— Data under study —
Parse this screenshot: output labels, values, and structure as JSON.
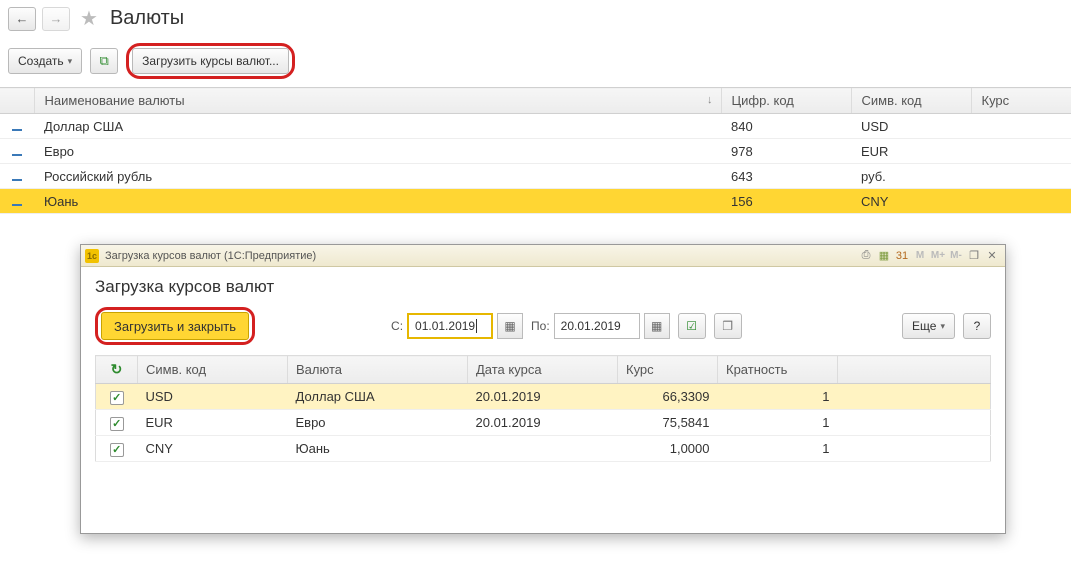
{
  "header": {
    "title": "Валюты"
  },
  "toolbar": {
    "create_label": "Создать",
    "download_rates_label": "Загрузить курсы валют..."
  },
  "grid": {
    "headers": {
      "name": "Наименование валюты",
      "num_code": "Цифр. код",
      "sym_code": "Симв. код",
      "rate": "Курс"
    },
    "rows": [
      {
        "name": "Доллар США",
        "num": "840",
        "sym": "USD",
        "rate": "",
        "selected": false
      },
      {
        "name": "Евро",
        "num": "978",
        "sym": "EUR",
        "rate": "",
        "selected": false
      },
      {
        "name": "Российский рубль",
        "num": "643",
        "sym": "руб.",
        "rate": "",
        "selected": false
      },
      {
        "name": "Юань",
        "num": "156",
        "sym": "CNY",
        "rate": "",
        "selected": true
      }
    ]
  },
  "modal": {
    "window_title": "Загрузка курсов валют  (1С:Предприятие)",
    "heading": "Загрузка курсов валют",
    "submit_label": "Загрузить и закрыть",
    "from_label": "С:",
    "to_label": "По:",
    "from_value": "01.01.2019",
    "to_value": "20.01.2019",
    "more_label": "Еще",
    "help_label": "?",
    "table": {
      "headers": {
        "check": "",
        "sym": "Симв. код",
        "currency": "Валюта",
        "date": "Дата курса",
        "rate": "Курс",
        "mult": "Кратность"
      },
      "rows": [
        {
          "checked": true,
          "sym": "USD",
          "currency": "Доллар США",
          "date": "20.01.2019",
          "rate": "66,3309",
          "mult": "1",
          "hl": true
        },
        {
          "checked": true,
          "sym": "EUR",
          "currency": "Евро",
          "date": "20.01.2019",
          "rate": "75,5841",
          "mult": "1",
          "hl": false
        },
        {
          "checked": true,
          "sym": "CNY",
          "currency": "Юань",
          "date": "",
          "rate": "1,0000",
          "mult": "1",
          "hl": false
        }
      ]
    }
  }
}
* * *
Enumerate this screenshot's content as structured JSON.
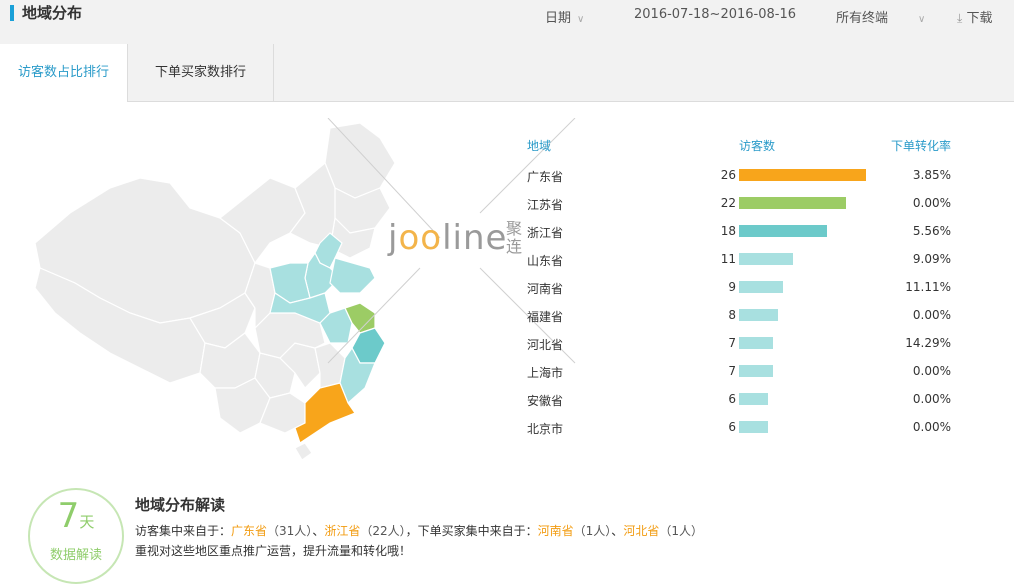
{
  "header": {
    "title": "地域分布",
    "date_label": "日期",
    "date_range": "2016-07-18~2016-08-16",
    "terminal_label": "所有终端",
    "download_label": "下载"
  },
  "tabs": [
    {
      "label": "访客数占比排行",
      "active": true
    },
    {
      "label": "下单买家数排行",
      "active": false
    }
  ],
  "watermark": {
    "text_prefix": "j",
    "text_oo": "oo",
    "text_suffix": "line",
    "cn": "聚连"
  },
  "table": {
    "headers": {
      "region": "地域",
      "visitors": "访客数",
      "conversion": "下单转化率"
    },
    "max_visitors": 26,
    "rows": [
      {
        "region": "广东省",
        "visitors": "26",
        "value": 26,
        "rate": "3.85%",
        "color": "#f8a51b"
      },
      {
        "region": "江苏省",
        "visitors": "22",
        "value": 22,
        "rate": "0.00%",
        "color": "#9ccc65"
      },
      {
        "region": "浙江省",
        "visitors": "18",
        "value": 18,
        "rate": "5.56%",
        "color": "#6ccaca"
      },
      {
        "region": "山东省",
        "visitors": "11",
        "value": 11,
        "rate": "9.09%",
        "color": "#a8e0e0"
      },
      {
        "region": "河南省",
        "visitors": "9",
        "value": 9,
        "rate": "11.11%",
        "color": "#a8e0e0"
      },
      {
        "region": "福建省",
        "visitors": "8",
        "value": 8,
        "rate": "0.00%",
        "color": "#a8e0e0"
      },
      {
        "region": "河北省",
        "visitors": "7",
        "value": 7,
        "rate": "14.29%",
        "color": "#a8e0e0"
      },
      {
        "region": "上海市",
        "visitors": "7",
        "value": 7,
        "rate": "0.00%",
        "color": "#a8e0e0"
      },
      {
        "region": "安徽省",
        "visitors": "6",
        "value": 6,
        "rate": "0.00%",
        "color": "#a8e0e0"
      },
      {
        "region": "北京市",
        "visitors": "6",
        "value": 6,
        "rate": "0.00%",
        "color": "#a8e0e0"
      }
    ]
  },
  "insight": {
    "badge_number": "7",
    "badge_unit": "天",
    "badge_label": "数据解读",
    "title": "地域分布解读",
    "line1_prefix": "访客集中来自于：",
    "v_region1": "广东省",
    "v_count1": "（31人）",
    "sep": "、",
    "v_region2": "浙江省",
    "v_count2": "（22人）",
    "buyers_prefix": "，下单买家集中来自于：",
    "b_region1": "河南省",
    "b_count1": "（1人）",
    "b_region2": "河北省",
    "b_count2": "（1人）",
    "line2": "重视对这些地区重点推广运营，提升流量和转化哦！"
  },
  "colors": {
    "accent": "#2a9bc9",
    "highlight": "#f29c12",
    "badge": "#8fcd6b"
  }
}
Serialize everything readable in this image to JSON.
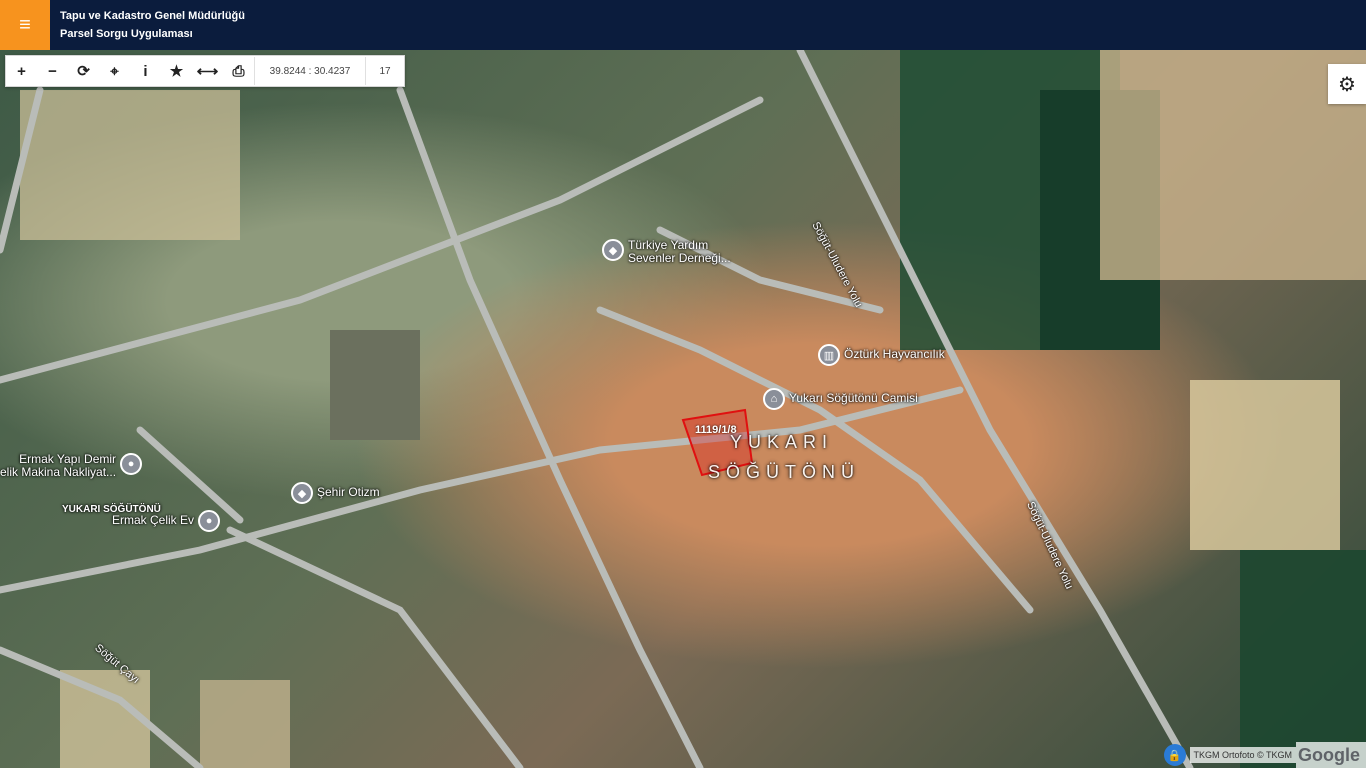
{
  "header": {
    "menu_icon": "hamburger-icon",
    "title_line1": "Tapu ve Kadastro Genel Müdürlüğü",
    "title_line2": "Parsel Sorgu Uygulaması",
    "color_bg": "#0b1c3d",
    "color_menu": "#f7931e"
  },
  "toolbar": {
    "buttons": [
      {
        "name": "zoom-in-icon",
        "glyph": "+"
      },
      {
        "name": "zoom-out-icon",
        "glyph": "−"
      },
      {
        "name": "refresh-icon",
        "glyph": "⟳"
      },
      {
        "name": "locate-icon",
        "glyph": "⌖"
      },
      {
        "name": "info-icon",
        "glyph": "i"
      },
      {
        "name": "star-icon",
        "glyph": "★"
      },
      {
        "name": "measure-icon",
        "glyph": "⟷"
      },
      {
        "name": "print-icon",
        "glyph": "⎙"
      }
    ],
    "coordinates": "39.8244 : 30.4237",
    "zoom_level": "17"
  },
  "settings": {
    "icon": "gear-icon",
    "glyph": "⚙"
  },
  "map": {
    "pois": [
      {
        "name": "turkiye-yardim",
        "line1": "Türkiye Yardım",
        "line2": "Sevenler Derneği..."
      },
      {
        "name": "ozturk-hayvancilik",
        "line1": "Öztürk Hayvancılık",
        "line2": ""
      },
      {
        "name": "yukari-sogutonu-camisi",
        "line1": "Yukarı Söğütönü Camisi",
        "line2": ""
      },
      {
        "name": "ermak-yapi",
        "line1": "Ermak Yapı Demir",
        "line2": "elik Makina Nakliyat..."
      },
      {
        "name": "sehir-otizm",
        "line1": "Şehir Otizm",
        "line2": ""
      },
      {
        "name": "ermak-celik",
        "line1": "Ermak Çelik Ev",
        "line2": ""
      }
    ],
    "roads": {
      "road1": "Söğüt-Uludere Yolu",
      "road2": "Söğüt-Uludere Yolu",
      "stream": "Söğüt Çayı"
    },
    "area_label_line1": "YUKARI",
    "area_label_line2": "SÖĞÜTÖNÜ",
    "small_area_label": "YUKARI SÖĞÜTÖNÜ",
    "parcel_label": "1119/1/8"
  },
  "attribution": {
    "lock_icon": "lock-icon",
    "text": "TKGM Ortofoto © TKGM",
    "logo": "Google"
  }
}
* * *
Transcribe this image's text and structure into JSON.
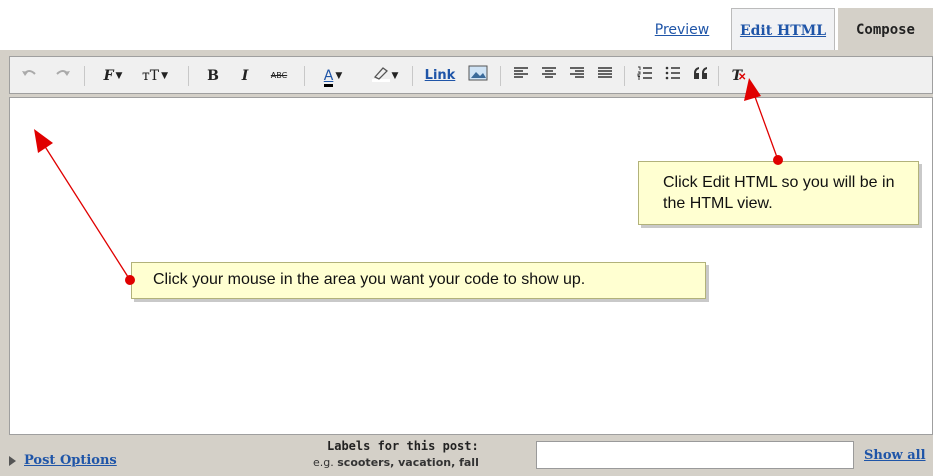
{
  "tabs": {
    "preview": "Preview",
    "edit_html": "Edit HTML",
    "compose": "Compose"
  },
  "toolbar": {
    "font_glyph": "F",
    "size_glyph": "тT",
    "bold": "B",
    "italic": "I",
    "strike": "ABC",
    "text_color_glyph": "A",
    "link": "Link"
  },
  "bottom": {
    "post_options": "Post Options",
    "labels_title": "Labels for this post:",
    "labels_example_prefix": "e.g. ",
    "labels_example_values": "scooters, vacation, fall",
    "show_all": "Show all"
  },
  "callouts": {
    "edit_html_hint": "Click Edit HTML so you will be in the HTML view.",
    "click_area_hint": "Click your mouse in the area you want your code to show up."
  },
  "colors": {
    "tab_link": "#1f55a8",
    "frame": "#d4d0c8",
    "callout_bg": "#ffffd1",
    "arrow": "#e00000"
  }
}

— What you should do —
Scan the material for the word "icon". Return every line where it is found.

— The completed task —
    "menu_icon": "hamburger-icon",
        "name": "zoom-in-icon",
        "name": "zoom-out-icon",
        "name": "refresh-icon",
        "name": "locate-icon",
        "name": "info-icon",
        "name": "star-icon",
        "name": "measure-icon",
        "name": "print-icon",
    "icon": "gear-icon",
    "lock_icon": "lock-icon",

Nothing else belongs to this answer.